And especially so since Paula is back from extended absence from blogging. Today's challenge asks for something that changed the original aspect of a place.
Recently, on a steamy afternoon, my companion insisted I accompany him to the top of a mountain. I set off, grumbling to myself emphatically “I don't want to do this. I DON'T WANT TO DO THIS!”
The path was no incentive. Dense shoulder high thistles curved over it, threatening maybe-snakes, maybe-tripping-over. J is much fitter than me, and he was soon out of sight. I persevered. At a rest stop I heard a sound like a two-stroke engine starting up, and began to feel a bit mellower even though I couldn't spot the koala making this strange sound.
The path became wider – and steeper, but somehow this didn't matter anymore.
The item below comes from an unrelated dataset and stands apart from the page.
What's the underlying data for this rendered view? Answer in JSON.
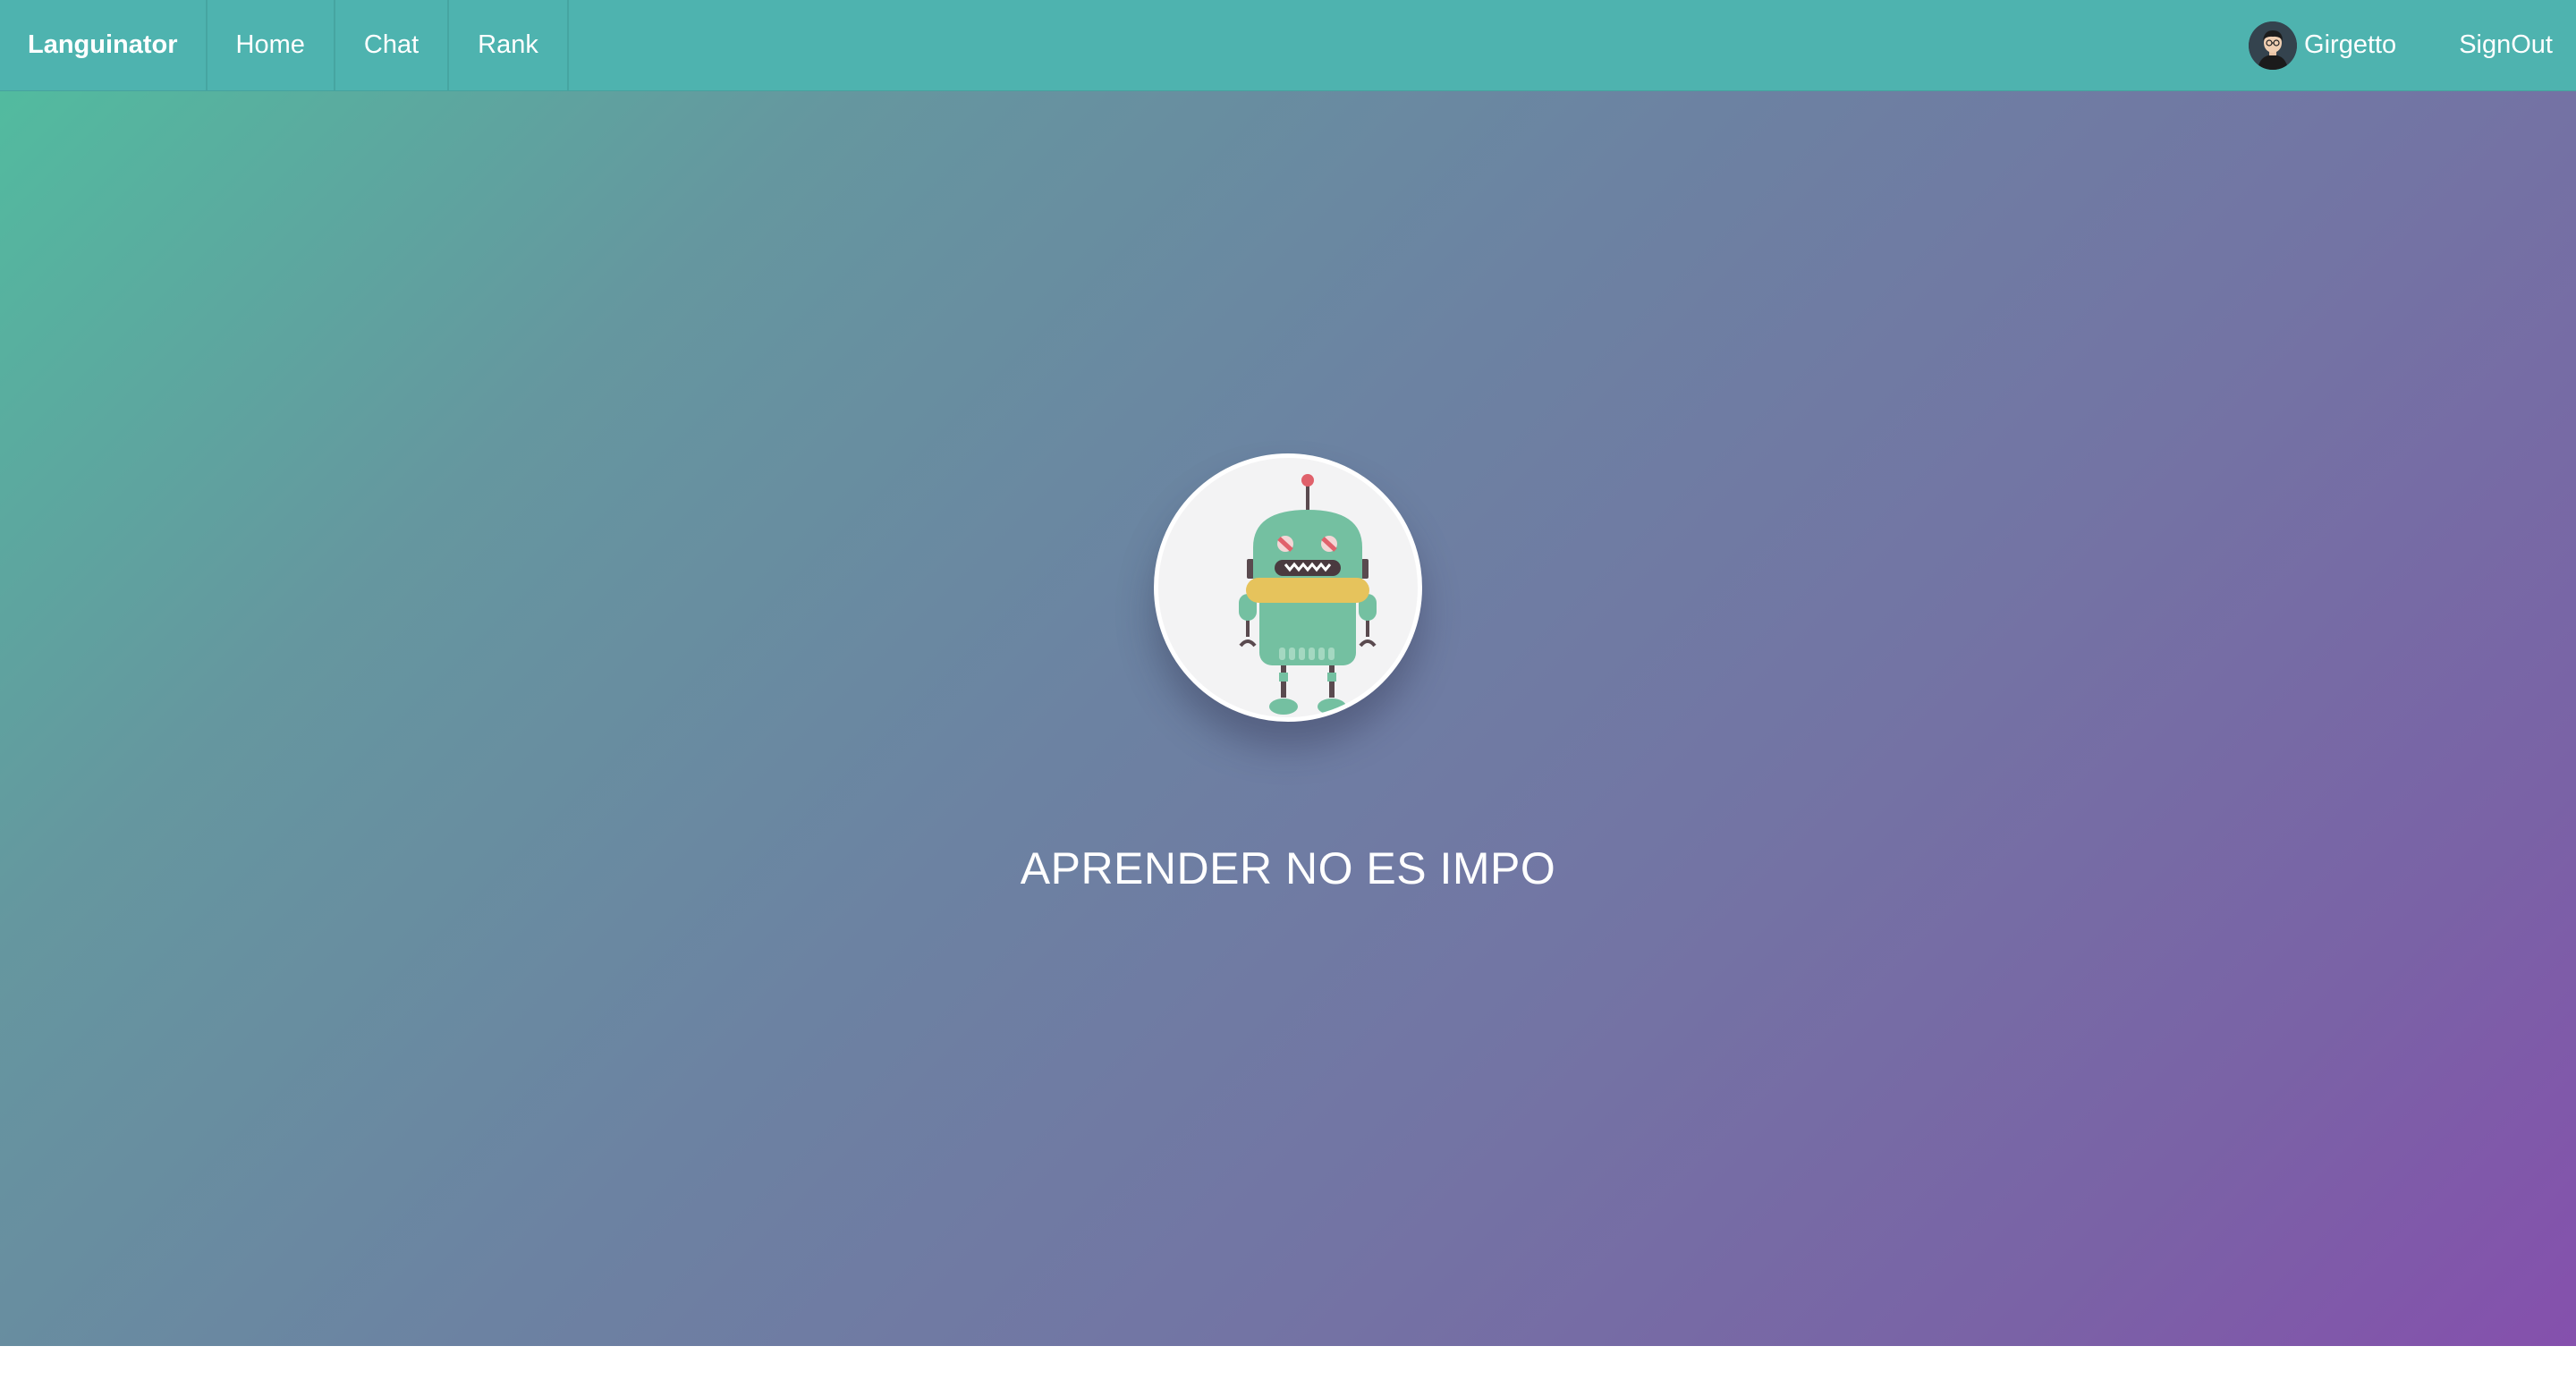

When I finally reached the trig station at the top I had a panoramic view out over country we'd been traversing for the last few days, and a chance to sit and soak it up. Suddenly thistles seemed insignificant.
This week, my Thursday was triply special. It began walking with a friend on her beach. She warbled to magpies on the rocks, and they warbled back: it really was a conversation.
As I drove the Potato Point circuit to look at the beach, as I always do, a ritual of homecoming, a python made its elegant and unhurried way across the road and into the grass.
And when I stalked my Australian daughter on her Facebook page, I discovered there were new additions to her family.
Thank you Paula for giving me a chance to assemble the delights of the day.
Paula at http://bopaula.wordpress.com/2014/10/23/thursdays-special-landscape/ invites participation in her Thursday's special post. Her photos are always special, so click and look.
I've become quite blasé about kangaroos and wallabies. Wherever I walk around home I see them: munching on grass with a joey hanging out the pouch; lounging, up to twenty of them, on the grassy stretch down by the creek; bounding off the track into the bush as I approach them heading out to the headland; and occasionally investigating my drive. I forget that to people from elsewhere they are exotic, and encounters I take for granted would be highlights of a visit for friends from the northern hemisphere. The down side of their presence is the need for supreme caution as I drive into my village from the highway: I would hate to hit a macropod eruption from the dark.
This post is linked to Paula's weekly non-challenge: have a look at her portrait of a cactus.